Volume 11 Issue No. 1
|Photos from PHILROOTCROPS|
Sweet Potato is one of the most important food sources in the Philippines. Aside from its starchy tuberous roots, young leaves and shoots are also edible and a good source of dietary fiber, vitamin A, vitamin C, and vitamin B6. It is likewise appreciated as a source of antioxidants for neutralizing body toxins as by-products of metabolism.
Nowadays, the demand for sweet potato has dramatically increased with the realization of its potential for commercial applications. It is used as a raw material for manufacturing of flours, starch and pectin that are highly commercializable and exported to other Asian countries like of Japan, China and Korea. Its flour can be processed into products of fermentation such as soy sauce and alcohol. On the other hand, starch is also a material used in the manufacture of textiles or paper while dried sweet potato chips find in animal feed formulation.
With demand for sweet potato increasing, the government is now looking forward to improve the production of the sweet potato industry through research and development. One thing that needs to be improved is the traditional harvesting techniques and procedures that cause losses and poor crop quality.
Harvesting is one of the important parts of any farming ventures. It is when the labor and long time patience of farmers get to be paid off. In sweet potato production, harvesting can become the most critical part of the entire production and marketing operation as crop yield and quality can no longer be increased but they can be decreased, sometimes drastically by improper or inefficient harvesting practices.
Based on studies, certain cultural conditions, such as excess nitrogen, excess water, and poor soil aeration, can predispose tubers to damage. Traditionally however, most of the actual damage occurs when farmers plow or manually dig tubers during harvesting. Aside from being a laborious and very slow harvesting method, it bruises tubers and even breaks it into pieces. This decreases the crop value, if not spoil its marketability. In such instances, harvesting losses can reach 40-50 percent of the total harvest.
Preventing such damage has led the Philippine Root Crop Research and Training Center – Visayas State University (PhilRootcrops – VSU) to develop a tractor-drawn sweet potato harvester to increase the sweet potato harvest.
According to Alan B Loreto, agricultural engineer and professor at the Visayas State University (VSU) – proponent of the project, mechanization can improve the harvest operation thus enhancing productivity, efficiency and quality of sweet potato farming.
The PhilRootcrops has developed hand tools and animal-drawn implements for root crop farming. However, due to increased in area and volume of sweet potato production, these animal-drawn implements are no longer appropriate. Machine developed elsewhere for Irish potato will not work with sweet potato because of botanical differences between the two crops. The vegetative portion of the potato plant will senesce at maturity and does not interfere during harvest. On the other hand, sweet potato vines remain intact and actively growing even during maturity and poses a problem on harvesting (PRCRTC annual report). Indeed, creating a harvester specifically designed for sweet potato is needed.

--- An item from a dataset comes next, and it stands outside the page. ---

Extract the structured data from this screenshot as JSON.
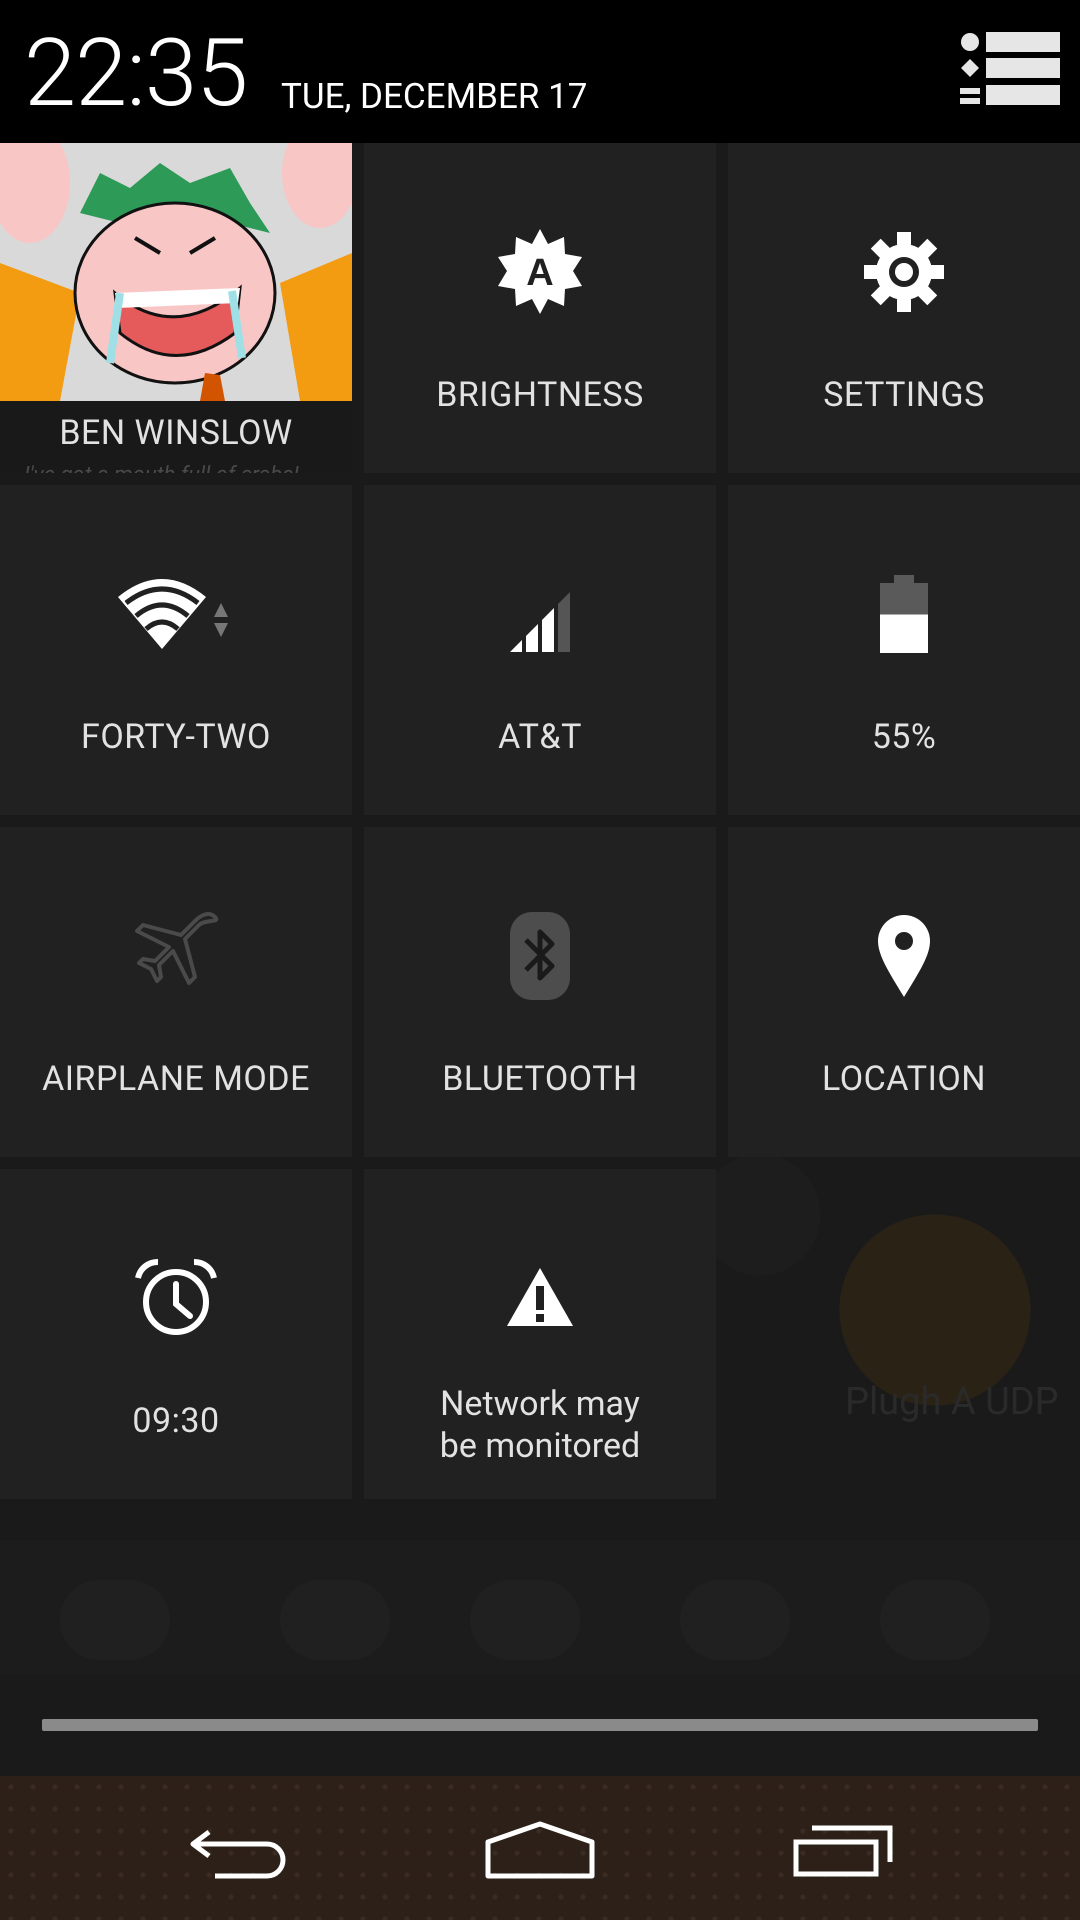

The PhilRootcrops – designed sweet potato harvester has a customized vine cutter that effectively removes vines, leaving only the stalk close to the sweet potato roots to facilitate easier digging. It also has single-row digger – another feature of the machine that would allow farmers to harvest as fast as 1.08 hectare a day at the speed of 2 km per hour.
Researchers have estimated that this harvester could significantly reduce harvesting cost, which is about 13-25 percent of the total production cost.

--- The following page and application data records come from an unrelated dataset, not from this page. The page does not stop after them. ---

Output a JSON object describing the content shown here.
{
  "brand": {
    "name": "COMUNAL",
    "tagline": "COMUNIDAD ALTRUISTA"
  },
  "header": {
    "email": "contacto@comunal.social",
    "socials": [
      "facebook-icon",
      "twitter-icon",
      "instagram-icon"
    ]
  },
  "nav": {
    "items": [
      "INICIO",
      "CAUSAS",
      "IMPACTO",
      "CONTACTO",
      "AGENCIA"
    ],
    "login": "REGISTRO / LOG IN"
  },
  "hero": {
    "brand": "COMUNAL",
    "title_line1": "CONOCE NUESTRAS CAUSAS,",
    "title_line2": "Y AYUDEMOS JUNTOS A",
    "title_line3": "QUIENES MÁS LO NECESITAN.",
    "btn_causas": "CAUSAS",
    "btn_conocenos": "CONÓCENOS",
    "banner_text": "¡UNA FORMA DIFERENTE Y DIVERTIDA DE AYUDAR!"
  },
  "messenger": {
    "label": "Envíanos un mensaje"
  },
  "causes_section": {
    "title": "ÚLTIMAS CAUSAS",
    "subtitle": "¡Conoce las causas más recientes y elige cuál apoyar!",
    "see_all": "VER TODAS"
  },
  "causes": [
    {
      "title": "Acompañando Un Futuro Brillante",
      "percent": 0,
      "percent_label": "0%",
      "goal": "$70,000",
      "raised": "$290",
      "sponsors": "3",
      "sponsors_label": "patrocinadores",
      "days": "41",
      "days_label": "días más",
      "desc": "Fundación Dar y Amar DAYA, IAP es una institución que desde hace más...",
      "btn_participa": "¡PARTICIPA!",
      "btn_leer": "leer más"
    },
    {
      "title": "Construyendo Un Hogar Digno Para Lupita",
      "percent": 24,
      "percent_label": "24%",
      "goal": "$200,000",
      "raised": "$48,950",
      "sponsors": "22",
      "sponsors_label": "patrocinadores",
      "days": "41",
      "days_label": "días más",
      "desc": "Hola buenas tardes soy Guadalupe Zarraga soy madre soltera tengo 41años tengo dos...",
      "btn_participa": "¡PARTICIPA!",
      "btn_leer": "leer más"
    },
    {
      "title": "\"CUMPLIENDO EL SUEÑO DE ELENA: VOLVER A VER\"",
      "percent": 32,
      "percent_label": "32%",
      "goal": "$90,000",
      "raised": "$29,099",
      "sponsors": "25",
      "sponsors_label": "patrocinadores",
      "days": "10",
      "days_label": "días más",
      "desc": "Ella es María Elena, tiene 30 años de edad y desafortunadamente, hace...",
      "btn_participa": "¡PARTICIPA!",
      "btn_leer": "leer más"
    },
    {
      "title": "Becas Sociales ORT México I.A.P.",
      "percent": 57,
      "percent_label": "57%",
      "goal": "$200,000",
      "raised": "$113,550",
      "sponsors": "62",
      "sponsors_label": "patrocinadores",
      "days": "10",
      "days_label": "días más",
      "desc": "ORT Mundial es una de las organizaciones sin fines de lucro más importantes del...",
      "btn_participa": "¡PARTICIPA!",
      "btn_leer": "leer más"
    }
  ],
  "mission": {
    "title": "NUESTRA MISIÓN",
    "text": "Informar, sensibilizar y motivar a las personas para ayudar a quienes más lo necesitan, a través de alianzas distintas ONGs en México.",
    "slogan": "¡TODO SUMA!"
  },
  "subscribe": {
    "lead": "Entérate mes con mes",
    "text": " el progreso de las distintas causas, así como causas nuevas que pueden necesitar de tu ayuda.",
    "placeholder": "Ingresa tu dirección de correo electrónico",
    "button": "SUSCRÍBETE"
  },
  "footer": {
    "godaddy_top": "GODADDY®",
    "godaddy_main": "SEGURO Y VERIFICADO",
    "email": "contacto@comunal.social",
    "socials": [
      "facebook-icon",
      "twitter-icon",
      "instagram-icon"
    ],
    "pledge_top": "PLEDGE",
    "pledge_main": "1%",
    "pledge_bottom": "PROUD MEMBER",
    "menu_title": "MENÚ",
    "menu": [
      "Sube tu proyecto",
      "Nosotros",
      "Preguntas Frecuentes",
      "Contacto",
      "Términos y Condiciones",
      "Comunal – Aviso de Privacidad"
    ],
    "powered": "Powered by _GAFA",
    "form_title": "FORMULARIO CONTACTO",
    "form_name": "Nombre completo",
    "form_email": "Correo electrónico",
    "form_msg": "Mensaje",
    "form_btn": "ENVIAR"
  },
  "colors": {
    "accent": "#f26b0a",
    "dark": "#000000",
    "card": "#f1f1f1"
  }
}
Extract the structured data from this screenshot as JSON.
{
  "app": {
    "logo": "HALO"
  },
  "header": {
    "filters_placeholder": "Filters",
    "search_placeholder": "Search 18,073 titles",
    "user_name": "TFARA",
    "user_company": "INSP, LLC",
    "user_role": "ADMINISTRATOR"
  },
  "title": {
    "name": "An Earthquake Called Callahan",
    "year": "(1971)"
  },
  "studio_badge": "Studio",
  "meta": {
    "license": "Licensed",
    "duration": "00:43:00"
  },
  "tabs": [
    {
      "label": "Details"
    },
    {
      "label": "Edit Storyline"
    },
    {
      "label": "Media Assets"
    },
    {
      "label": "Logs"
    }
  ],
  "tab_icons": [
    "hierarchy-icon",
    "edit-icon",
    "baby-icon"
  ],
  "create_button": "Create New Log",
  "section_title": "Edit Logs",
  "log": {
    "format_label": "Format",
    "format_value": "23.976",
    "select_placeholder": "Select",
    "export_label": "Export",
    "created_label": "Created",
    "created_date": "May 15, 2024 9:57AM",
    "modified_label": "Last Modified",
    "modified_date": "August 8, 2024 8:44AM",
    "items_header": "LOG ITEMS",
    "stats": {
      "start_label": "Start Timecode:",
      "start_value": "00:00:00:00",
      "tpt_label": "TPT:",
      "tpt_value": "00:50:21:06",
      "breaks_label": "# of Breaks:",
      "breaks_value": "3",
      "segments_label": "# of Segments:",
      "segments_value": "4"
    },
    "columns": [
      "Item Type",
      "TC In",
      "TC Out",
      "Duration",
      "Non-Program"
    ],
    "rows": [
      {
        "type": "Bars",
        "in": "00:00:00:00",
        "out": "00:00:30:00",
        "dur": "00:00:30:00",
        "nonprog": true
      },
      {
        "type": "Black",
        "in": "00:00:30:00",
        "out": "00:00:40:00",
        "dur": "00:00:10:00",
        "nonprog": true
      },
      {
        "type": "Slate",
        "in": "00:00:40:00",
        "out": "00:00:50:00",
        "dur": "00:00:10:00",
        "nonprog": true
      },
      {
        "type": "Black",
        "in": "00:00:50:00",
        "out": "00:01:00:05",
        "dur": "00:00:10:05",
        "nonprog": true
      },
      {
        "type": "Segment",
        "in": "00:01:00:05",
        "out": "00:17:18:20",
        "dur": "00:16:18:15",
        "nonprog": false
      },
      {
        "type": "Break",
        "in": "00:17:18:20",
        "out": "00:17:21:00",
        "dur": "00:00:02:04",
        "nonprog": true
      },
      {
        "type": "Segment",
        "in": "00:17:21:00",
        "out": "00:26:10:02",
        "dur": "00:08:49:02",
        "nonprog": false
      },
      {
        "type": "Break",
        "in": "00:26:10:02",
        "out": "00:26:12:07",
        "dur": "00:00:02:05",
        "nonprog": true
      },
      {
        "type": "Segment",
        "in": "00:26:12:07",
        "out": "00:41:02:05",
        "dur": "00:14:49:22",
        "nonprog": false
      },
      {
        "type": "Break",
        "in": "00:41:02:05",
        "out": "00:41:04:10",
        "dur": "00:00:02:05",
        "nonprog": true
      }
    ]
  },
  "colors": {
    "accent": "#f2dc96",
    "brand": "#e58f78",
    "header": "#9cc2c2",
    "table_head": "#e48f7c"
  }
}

The project is major effort of the government to improve the sweet potato industry in support to its banner program dubbed as FIELDS, which means (Fertilizer, Irrigation, Extension, Loans, Dryer and other post harvest facilities, Seeds and other genetic materials) – the overall framework development for agriculture and fisheries that has been adopted to ensure adequate, accessible, affordable and nutritious food for Filipinos.
The project was funded by the Department of Agriculture through the Bureau of Agricultural Research (DA-BAR).
The article is based on the project “Development of a Tractor-Drawn Sweet Potato Harvester” by Alan B. Loreto and Manolo B. Loreto of Philippine Root Crop Research and Training center, Visayas State University (PhilRootcrops-VSU), funded by the Bureau of Agricultural Research (BAR)
For more details, please contact: Allan B. Loreto, assistant professor, Philippine Root Crop Research and Training Center, Visayas State University Visayas State University, Baybay, Leyte or call him at tel.no. (053) 335-2601 mobile no. 0906-418-8440 or email at email@example.com